Basketball, bowling, soccer, softball and volleyball are all sports available to many of us through school or recreational leagues. However, these teams often require tryouts and are not at a level appropriate for individuals with disabilities. The Special Olympics fills this void and provides athletics to men, women, boys and girls with disabilities.
That's not to say that these sporting events aren't competitive. And they definitely follow the rules.
"We consider ourselves an athletic organization. We are not challenged people dancing around happy. We keep score. And we believe that, for instance, at our track meets - running out of the lane is a disqualification," says local Special Olympics director Darrin Burnett. "It's an insult to say (the athletes) don't get it. They do get it."
The athletes have been "getting it" for a while now. Special Olympics was founded in 1968 by Eunice Kennedy Shriver. And today, it is the world's largest program of athletics for children and adults with disabilities. There are more than 1.7 million athletes worldwide in 150 nations.
In Springfield, athletes eligible to participate in the Special Olympics fall into Area 17, which serves Sangamon and Menard counties.
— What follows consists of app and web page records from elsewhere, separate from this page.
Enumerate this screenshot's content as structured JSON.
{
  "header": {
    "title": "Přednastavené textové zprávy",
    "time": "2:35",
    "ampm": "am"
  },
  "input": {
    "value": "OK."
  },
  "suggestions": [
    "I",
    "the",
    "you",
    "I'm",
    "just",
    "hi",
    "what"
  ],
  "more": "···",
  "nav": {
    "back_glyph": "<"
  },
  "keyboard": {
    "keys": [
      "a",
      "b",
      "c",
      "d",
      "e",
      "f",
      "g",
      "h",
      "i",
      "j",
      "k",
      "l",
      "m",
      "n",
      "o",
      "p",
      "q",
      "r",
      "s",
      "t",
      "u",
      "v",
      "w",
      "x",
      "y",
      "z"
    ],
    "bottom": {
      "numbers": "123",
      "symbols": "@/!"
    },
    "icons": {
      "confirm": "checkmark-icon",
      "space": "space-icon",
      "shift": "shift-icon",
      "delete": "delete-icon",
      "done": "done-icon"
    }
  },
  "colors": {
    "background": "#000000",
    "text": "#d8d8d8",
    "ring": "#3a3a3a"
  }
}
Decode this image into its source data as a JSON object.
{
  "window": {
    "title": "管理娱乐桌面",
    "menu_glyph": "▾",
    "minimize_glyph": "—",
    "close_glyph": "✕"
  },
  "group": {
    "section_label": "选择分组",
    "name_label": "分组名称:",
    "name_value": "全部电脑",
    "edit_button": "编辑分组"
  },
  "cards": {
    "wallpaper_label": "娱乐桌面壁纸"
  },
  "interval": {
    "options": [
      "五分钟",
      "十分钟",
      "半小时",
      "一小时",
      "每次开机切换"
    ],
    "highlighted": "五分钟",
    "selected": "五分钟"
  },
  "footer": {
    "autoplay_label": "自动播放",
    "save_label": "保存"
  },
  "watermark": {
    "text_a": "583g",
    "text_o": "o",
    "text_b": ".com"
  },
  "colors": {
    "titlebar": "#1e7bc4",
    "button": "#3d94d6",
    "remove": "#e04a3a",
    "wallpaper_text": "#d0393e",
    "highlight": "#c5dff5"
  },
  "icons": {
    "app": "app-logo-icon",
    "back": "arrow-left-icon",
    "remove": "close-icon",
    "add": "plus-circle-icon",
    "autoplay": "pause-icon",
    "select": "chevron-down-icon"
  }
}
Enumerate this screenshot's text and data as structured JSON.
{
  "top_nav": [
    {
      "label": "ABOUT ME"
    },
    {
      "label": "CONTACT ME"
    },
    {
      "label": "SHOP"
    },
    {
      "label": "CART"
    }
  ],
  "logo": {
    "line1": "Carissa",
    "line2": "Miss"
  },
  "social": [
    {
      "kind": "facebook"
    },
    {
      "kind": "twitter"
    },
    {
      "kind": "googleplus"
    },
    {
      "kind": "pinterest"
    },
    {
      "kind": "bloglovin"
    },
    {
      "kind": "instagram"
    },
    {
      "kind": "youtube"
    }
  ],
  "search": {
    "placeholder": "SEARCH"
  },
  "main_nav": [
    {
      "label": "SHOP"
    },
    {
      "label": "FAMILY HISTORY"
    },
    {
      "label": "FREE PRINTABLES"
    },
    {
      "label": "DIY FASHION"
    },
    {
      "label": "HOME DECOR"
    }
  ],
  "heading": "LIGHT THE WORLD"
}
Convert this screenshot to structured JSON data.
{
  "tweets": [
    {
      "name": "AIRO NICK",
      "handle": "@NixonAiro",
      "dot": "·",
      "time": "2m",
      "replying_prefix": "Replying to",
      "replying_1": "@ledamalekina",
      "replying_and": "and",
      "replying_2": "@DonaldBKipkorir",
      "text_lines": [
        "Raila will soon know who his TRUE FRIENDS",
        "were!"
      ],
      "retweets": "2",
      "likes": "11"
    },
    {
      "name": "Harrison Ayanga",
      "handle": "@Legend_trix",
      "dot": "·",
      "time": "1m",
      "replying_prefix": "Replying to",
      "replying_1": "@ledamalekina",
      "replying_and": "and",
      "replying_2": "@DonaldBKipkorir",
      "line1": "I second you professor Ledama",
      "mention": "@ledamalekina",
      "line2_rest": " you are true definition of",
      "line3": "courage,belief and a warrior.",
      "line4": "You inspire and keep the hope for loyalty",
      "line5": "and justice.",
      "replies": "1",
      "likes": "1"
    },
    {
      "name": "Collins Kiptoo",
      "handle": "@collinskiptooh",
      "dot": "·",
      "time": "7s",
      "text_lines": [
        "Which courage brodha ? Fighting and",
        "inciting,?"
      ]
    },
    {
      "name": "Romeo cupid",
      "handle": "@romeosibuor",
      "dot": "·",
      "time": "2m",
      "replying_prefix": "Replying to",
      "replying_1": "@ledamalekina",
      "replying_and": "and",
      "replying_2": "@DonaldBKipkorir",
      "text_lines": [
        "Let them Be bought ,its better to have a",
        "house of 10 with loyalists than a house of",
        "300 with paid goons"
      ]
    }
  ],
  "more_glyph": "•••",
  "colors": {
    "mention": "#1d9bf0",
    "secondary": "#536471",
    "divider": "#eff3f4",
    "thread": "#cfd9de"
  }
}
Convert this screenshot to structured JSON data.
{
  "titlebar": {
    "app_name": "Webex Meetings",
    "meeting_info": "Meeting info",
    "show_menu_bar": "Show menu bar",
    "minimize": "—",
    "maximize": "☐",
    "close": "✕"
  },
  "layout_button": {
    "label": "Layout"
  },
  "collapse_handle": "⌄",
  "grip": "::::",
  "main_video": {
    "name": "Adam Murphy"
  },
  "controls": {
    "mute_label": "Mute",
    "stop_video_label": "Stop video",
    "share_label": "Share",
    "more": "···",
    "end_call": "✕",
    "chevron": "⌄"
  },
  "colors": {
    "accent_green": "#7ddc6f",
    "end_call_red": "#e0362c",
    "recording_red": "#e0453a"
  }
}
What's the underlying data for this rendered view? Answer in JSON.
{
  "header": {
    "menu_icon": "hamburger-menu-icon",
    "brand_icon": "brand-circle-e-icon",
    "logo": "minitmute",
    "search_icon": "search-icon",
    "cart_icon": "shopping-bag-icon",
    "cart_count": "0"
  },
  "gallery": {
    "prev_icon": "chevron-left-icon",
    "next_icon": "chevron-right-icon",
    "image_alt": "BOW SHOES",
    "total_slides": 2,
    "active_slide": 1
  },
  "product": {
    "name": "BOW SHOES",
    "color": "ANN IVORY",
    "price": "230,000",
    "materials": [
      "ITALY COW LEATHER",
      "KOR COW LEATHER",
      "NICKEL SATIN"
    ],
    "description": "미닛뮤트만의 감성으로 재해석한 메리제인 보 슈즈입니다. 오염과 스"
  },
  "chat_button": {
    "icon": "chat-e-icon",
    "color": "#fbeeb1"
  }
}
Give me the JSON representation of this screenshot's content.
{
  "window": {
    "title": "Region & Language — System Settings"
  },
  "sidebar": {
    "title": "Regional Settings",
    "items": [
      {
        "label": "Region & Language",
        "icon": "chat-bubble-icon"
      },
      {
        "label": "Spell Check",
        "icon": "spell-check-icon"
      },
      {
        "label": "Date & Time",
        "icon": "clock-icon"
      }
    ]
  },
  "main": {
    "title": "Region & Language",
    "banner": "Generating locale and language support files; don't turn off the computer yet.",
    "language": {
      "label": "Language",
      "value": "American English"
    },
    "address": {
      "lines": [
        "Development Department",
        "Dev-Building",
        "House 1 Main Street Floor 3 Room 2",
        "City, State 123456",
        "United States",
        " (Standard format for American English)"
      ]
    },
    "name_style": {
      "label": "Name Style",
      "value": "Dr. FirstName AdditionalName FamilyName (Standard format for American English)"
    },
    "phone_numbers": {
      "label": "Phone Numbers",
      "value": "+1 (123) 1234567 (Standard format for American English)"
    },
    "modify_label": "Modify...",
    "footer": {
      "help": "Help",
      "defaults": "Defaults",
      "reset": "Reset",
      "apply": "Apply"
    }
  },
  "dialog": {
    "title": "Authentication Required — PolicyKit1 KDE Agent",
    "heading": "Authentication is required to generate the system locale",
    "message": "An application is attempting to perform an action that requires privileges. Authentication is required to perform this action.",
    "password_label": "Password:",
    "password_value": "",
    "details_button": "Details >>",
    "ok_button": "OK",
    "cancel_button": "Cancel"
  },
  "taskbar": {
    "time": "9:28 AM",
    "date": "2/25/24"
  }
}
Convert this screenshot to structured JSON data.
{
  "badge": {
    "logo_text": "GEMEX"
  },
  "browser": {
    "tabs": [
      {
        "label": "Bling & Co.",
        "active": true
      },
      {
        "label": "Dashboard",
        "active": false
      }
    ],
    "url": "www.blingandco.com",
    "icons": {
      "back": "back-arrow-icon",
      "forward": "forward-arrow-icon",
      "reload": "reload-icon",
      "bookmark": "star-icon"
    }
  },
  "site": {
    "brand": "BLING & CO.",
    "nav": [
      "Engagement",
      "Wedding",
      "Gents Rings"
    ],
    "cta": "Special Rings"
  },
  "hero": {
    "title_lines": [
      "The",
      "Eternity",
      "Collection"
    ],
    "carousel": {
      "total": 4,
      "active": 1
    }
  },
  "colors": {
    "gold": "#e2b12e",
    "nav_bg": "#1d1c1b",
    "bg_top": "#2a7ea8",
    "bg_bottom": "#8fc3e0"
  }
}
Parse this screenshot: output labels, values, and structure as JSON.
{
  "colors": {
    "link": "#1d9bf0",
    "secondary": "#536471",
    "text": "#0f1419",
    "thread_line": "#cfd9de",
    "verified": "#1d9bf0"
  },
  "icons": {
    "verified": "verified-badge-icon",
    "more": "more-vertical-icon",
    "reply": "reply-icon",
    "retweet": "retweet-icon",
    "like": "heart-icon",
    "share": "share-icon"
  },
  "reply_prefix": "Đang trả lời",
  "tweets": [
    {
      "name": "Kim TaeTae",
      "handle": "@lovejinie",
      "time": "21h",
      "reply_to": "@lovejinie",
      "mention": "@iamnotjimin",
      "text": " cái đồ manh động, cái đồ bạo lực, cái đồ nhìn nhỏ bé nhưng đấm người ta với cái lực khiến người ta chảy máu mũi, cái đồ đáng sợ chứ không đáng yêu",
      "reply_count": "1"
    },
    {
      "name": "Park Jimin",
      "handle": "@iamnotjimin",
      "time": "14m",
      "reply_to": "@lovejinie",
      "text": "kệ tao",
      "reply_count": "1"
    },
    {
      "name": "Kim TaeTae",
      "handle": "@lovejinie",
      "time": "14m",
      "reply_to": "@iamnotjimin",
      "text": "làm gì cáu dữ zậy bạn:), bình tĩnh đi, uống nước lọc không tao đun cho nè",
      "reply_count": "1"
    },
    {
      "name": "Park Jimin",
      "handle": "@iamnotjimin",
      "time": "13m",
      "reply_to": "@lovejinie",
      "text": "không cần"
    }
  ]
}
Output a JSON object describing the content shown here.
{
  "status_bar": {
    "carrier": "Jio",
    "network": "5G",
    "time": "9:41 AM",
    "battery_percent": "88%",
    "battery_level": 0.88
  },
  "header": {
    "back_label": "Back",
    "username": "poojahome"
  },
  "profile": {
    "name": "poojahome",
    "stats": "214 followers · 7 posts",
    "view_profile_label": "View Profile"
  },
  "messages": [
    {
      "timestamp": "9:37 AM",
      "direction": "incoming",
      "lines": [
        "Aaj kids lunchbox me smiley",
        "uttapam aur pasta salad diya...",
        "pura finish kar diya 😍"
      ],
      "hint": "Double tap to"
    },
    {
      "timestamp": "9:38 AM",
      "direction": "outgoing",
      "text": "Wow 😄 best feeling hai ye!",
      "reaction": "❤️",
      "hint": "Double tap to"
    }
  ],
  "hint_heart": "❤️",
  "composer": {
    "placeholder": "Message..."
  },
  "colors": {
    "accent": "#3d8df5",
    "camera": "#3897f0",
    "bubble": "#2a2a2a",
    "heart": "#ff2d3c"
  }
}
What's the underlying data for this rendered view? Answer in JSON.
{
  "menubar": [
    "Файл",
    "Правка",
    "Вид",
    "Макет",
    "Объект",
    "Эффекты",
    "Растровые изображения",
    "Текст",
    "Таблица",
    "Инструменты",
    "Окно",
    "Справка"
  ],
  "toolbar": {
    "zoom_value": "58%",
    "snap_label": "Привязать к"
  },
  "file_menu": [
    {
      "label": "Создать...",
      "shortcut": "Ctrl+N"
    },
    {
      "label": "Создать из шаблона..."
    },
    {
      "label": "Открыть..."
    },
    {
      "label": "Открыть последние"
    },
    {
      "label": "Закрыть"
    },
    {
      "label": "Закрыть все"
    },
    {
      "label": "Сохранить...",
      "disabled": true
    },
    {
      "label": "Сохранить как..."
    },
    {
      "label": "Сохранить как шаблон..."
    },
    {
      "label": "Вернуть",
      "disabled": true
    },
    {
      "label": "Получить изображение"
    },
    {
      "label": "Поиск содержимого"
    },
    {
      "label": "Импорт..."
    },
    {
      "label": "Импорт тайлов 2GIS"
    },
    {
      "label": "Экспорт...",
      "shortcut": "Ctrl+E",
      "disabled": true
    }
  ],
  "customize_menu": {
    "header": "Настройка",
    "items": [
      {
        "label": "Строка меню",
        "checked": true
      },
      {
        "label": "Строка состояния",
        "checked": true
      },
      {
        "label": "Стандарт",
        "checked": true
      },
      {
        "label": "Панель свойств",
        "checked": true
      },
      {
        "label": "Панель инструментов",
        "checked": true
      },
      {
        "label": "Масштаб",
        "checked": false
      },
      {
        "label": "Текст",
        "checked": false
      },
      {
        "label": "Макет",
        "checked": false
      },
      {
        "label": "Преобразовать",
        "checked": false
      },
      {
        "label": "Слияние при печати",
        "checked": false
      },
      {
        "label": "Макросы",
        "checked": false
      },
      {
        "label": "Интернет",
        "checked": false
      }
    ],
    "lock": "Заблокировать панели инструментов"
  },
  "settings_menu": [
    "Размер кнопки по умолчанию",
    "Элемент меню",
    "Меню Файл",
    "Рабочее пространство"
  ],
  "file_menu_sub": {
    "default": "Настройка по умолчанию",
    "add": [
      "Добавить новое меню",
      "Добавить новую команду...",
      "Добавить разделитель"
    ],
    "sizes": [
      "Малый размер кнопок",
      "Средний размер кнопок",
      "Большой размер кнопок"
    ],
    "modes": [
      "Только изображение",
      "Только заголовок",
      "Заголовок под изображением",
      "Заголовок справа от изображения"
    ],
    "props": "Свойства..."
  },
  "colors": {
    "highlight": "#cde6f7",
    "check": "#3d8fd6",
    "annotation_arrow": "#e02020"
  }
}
Area 17 serves 450 athletes in the central Illinois area. Athletes can compete in 19 sports at dozens of annual events statewide.
At a typical event, there are fewer than 150 athletes competing. However, the Spring Games draw many more athletes from around the state. The Spring Games, held May 10 at Glenwood High School, had close to 200 athletes participating. But the area's softball event is the big one.
"We'll have around 30-40 teams, so we'll have 400-500 athletes," Burnett says.
The District C Softball competition is July 25 at the Lincoln Land Community College Softball complex.
"We'll have teams from all over the state. They come from Galesburg and Bloomington and all the way down south. Its softball and tee ball," Burnett says. "And we need volunteers who can score games."
Although the main focus of the games is the athletes, there are many more people involved behind the scenes who help make the Special Olympics the empire it is today.
Families, friends and volunteers help keep the operation running. In Area 17 there are several hundred registered volunteers.
"The number of volunteers varies from event to event. The average event takes 25-50 volunteers. But the Spring Games are volunteer intensive. We need anywhere from 75-100," Burnett says.
If you've got a lot of knowledge about a particular sport, you are in high demand at the events.
"We need people with specific talents depending on the event," Burnett says.
But that's not to say if you aren't knowledgeable in sports you can't volunteer. Anyone who wants to volunteer is welcome.
"Whether you know nothing about sports or are completely athletic, we'll still find a spot for you," Burnett says.
"We couldn't do anything without volunteers. I'm the only paid employee in Area 17. We pay our volunteers in T-shirts and ham sandwich lunches. We get volunteers from local schools. Local business, AT&T and local law enforcement are a huge help in this area."
Aside from the athletes and volunteers, fundraising is a big part of what helps keep the Special Olympics thriving in central Illinois.
"The Polar Plunge is the biggest and most famous fundraiser," Burnett says. "Other funding comes from donations. Organizations have fundraisers for us and donate the proceeds, and mail-in donations are accepted."
Funding also comes from individuals, corporate sponsorship and grants. And the athletes benefit directly from all donations.
"Seventy percent of our funds are for events for athletes," Burnett says.
Events available to the athletes thanks to funding are alpine skiing, aquatics, athletics, basketball, bocceball, bowling, cross country skiing, equestrian, floor hockey, golf, motor activities training program, power lifting, soccer, volleyball, unified bocce and unified golf.
Want more information? Interested in volunteering?
Contact Area 17 Director Darrin Burnett
Address: 413 E. Adams St., Springfield, IL 62705-1823
Web site: www.soill.org
Story published Friday, July 3, 2009 ( Volume 4, Number 4 )